We can see that the forecasting model takes the decrease from July 2017 onwards into account and forecast a continuation from that. The true values (shown in red) shows the strong increase in the proportion once ACTRIAL starts. We can see that the actual values are far from the forecast. This further establishes the increase during ACTRIAL as significant. Because we see the proportion of articles labelled as "OK" as an indicator of article quality, finding that the proportion increases also support H20.

So far we've looked at to what extent created articles appear to be permanently deleted, and whether those that did not were labelled "OK" by the ORES draft quality model. What remains is to examine the quality of the articles that are "OK". To do that, we use ORES' WP 1.0 article quality model. The model predicts which of the English Wikipedia's quality assessment classes an article would belong to. In order to get a more fine-grained assessment, we calculate an average weighed sum across all classes for a prediction, the approach used by Halfaker in his 2017 research paper "Interpolating Quality Dynamics in Wikipedia and Demonstrating the Keilana Effect". Using that approach, a weighed sum of 1.0 means the article is Start-class quality, 2.0 is C-class, and so on.

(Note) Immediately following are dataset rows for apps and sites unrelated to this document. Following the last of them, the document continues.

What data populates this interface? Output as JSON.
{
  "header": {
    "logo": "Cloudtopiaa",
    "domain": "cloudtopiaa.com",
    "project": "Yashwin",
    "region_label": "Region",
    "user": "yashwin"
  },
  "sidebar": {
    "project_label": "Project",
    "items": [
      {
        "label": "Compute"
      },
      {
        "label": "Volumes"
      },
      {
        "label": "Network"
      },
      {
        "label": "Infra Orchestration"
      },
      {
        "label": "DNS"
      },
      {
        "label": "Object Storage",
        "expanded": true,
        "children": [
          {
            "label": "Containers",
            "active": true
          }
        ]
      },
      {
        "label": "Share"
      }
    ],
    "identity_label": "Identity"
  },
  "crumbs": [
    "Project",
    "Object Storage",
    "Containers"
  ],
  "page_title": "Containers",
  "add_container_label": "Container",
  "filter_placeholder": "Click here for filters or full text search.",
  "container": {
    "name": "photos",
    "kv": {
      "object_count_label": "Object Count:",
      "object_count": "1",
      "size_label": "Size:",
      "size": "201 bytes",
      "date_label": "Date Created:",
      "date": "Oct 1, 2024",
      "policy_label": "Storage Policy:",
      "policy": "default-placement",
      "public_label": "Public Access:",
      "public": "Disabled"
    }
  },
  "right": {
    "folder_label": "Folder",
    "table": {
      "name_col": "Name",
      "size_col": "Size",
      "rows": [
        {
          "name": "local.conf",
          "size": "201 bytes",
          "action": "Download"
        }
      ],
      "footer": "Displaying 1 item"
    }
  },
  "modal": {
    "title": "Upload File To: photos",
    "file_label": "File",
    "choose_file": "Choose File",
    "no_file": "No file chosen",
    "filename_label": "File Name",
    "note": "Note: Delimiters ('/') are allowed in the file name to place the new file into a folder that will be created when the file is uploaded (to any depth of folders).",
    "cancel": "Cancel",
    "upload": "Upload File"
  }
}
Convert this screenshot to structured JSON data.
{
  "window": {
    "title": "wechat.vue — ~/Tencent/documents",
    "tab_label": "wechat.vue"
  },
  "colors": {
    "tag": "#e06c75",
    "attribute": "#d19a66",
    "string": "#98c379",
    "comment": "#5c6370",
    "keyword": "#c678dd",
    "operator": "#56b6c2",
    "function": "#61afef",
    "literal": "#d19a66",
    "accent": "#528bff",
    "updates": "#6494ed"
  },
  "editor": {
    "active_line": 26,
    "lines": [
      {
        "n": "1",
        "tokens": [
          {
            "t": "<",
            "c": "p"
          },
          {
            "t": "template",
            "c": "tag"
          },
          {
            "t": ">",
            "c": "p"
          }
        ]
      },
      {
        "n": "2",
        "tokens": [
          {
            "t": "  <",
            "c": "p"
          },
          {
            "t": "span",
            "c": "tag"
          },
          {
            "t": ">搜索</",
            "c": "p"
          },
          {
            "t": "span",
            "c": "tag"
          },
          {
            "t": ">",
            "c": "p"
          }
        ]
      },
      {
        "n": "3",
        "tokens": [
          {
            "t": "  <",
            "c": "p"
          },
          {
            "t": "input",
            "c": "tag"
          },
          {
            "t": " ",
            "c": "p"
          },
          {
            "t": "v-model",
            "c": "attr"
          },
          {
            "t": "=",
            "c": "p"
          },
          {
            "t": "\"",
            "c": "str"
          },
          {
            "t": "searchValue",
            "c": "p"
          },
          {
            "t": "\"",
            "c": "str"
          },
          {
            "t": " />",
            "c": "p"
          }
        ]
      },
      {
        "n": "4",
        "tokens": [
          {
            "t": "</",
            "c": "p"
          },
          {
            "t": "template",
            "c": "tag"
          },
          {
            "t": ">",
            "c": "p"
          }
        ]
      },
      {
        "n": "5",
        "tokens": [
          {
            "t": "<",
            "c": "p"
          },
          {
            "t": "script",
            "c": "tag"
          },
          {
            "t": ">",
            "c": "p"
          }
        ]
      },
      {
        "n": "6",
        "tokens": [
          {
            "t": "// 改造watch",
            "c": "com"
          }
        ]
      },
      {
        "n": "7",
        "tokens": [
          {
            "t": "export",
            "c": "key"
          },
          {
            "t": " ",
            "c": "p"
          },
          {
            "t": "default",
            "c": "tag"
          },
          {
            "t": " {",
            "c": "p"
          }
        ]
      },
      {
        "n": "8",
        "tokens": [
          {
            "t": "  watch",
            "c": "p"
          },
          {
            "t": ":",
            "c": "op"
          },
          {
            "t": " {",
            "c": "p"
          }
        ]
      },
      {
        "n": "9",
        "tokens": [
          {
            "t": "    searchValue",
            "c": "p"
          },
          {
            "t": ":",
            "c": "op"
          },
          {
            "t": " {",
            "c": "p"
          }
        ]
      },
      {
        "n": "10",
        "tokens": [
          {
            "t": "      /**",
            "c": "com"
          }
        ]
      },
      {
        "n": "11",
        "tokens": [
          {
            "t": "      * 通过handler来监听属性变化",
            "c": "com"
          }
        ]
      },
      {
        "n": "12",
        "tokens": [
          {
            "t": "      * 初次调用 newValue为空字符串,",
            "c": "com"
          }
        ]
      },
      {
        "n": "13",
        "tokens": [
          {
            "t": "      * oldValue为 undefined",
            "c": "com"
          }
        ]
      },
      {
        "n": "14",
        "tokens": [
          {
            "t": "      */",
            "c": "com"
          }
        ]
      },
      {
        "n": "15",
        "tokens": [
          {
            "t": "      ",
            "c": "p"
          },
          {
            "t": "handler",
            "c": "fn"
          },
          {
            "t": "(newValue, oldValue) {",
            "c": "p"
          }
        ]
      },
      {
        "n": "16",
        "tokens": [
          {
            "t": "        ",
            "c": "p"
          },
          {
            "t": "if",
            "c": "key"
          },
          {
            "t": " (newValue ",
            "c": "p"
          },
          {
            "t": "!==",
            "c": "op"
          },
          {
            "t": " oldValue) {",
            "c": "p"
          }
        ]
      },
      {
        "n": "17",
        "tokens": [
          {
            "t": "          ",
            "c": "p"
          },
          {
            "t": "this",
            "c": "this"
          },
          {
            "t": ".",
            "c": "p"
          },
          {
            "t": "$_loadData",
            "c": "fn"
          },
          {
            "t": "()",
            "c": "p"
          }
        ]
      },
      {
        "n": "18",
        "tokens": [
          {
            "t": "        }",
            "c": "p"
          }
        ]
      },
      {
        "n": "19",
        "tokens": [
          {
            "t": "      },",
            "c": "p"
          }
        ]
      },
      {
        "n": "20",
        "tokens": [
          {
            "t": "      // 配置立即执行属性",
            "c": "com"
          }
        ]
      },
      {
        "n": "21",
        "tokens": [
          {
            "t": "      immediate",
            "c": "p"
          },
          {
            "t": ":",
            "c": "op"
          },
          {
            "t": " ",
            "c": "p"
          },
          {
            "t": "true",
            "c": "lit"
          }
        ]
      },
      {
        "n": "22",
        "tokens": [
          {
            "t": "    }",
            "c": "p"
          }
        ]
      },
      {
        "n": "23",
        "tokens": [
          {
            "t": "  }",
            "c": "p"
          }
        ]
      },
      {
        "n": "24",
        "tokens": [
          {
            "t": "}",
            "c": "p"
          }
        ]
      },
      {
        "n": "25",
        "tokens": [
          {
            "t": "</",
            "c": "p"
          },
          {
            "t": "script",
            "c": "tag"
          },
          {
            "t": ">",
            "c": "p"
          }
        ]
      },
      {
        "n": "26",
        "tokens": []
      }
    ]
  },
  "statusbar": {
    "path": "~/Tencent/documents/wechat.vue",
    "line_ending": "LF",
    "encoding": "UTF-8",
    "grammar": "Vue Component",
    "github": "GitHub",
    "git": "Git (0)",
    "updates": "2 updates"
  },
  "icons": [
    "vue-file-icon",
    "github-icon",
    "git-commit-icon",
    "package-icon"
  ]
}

We calculate the average weighed sum of articles labelled as "OK" by the draft quality model on a daily basis and plot it across time. The graphs looks as follows:

Looking at the average score across time, the most striking feature is that the trend is generally increasing. There are some changes to this trend in 2016 and 2017, indicating that it is not continuing. The graph showing 2016 and 2017 indicates that the trend could be flat, with a dip in September and October. Lastly, we see a decrease in July of 2017, followed by another slowly increasing trend. Note that there does not appear to be any particular change around the introduction of ACTRIAL.

Because of the slowly increasing trend and changes in 2017, we do not want to compare the average daily average during ACTRIAL against similar periods in previous years. Instead, we again apply our time series analysis approach and calculate a bimonthly average. Plotted across time, this average looks as follows:

We can again see the increasing trend across time, and how it changes in 2016. Secondly, we appear to have a bit of a decrease occurring in the early fall of recent years. Lastly, there is a distinct drop in July 2017, followed again by a slow increase.

Examining the stationarity and seasonality of the time series, we find that it is non-stationary, but that it is unclear whether it has a seasonal component. We will therefore examine various models with and without seasonal components in order to determine the best fit. First, we apply R's `auto.arima`

function and its best fit is an ARIMA(1,1,2)(1,0,0)[24] model. Iterating through other candidate models, we find that none perform as well and therefore chose to go with the auto-selected one. Using it to forecast the first two months of ACTRIAL results in the following graph:

We can see in the graph above that the forecast for the first two months of ACTRIAL is very closely to the true average. This indicates that ACTRIAL has not had an effect on the quality of articles that are flagged as "OK" by the draft quality model. In other words, it suggests that ACTRIAL's effect on quality is related to blatantly non-encyclopedic articles (spam, vandalism, etc), because we do not see the trial have an effect on general article quality.

In summary, we find that H20 is partially supported because there has been a decrease in our two indicators suggesting quality issues: proportion of permanently deleted creations, and proportion of creations flagged as "OK" by the draft quality model. At the same time, we do note that there is no effect of ACTRIAL on quality of article creations flagged as "OK" by the draft quality model.